TRY IT: Count the lines in the records below that contain the word "this", and give only that count.

*** INPUT MATERIAL Section Begins ***

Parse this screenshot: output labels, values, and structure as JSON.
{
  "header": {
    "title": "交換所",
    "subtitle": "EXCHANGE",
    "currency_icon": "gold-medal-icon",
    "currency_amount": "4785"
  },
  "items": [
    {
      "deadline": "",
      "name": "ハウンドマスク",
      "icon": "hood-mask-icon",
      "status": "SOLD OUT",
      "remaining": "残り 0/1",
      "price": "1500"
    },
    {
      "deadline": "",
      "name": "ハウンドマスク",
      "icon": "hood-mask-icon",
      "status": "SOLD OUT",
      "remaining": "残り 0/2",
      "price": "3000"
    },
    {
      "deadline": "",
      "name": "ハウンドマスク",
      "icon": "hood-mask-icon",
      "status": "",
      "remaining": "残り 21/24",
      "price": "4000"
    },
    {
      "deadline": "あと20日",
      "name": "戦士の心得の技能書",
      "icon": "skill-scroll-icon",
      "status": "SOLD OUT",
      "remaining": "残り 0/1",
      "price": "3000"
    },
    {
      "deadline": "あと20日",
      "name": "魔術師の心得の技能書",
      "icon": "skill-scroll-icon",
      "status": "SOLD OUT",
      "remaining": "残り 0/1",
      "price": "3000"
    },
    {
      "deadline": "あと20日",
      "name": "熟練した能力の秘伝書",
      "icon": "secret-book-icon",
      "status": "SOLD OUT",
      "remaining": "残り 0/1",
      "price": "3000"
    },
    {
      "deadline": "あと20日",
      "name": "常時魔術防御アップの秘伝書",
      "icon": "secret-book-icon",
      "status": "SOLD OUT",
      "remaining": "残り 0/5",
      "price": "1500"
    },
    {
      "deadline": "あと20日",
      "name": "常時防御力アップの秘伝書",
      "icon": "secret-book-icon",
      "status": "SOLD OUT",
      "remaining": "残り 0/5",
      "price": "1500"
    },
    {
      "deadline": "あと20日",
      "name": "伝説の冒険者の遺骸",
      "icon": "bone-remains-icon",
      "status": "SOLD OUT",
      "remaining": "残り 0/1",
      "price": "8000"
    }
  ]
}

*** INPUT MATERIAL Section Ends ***
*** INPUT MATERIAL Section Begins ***

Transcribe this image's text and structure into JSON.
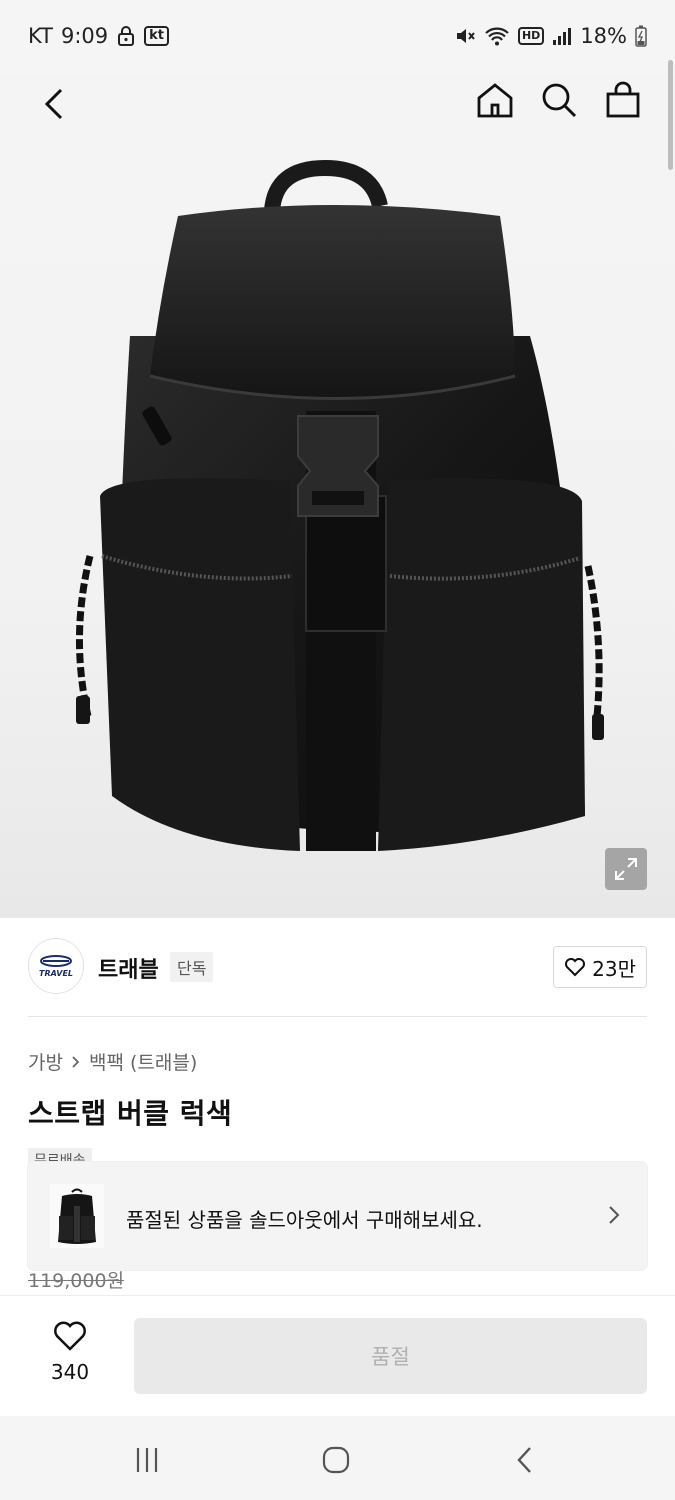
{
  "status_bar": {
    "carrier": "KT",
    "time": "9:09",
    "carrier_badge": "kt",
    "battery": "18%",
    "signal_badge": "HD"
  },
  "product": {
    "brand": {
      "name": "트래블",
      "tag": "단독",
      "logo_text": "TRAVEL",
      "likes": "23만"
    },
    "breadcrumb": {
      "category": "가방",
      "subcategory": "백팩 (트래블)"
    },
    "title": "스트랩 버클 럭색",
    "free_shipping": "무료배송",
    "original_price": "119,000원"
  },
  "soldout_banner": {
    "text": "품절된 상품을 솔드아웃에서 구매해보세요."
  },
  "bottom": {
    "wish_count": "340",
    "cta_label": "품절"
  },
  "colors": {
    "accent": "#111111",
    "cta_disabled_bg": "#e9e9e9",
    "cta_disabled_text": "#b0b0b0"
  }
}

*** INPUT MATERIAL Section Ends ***

WRITTEN RESPONSE: 2